Reform that will see HK$5 billion in tax breaks for start-ups and small businesses to go before Legislative Council in 2018
Proposal to forgo HK$5 billion in revenue to help small businesses greeted with hope and caution
Hong Kong could see its first major profits tax reform aimed at easing the burden on smaller businesses take effect in the second half of next year, the financial services and treasury bureau chief said on Wednesday.
James Lau said the overall economic benefits would outweigh the lost tax revenues – estimated to be about HK$5 billion annually – as the money would be better used in the market than in government coffers.
Chief Executive Carrie Lam Cheng Yuet-ngor proposed a two-tier tax system in her election manifesto that would lower the tax rate for the first HK$2 million of profits to 10 per cent, from the current 16.5 per cent.
Details of the proposal could be announced before October, when she is due to deliver her maiden policy address.
Lau said the administration planned to submit a bill for legislative approval in the second half of next year.
“I wouldn’t say it’s necessarily easy to gain passage, but I think we’ll be able to explain [the economic benefits] and get support from the Legislative Council,” Lau said.
He expressed confidence despite a deeply divided Legco, where opposition pan-democrats have regularly filibustered bills as part of a widening political rift with their pro-establishment colleagues and the government.
Lau said the lower tax rates would allow small and medium-sized enterprises and start-ups to invest the money they saved from tax expenses in developing new technologies, and fuel the growth of innovative industries.
“We consider the HK$5 billion an investment,” he said, adding the money would have a “multiplying effect” on the economy when it was put in the market.
“There might be considerations on the scope of the concessions, on whether we are too restrictive, whether we should be doing something else,” he said. “But I hope Legco can see the pluses.”

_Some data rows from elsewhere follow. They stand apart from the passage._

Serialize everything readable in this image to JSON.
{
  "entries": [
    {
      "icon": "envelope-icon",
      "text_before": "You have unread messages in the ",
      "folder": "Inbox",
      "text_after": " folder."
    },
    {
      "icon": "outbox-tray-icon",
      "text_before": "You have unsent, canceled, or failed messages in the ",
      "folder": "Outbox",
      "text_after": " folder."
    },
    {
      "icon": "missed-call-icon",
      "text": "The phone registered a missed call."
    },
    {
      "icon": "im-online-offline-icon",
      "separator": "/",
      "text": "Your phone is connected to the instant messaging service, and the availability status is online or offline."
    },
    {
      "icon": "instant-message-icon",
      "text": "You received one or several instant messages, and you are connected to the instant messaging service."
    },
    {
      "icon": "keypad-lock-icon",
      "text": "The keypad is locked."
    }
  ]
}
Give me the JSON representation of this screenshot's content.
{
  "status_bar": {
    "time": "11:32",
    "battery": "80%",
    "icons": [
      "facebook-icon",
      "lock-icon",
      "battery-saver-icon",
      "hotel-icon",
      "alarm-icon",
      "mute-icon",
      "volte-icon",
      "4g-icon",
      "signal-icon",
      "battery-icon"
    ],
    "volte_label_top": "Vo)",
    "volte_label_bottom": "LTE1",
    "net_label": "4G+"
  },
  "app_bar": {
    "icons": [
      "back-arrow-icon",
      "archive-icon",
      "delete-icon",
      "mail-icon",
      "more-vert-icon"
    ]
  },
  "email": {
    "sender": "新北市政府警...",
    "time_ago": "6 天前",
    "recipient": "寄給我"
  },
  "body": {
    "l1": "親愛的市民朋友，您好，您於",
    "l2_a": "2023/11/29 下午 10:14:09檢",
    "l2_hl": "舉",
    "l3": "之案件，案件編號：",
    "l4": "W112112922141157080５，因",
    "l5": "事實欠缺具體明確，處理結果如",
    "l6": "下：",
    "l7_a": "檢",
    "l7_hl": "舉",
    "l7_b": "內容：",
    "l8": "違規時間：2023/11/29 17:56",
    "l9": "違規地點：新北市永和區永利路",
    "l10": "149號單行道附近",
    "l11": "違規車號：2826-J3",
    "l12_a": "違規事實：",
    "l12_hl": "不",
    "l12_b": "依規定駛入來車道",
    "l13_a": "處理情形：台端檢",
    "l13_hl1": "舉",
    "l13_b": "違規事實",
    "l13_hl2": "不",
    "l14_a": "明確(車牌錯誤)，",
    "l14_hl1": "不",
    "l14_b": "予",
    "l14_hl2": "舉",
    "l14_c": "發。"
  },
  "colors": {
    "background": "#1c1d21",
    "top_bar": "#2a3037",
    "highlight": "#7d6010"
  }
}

Opposition lawmakers have thus far not voiced objection to the proposal, with some even stating they supported the government’s efforts to ease the burden on SMEs.
But accountancy sector lawmaker Kenneth Leung warned a new tax system might create loopholes for tax avoidance.
Leung said applying the two-tier system to all companies might prompt some large ones to split their businesses into smaller subsidiaries. This would be done to enjoy a lower tax rate.
“The policy direction needs to be clearer,” he said.
But Leung said he backed the idea of cutting taxes in general given the city’s ample financial reserves.
Hong Kong recorded a HK$92 billion surplus for the financial year 2016-17, and total reserves are on track to hit HK$952 billion by March.
Civic Party lawmaker Alvin Yeung Ngok-kiu endorsed the general policy direction, but said officials needed to explain the proposal in greater detail, such as how the HK$2 million threshold was calculated.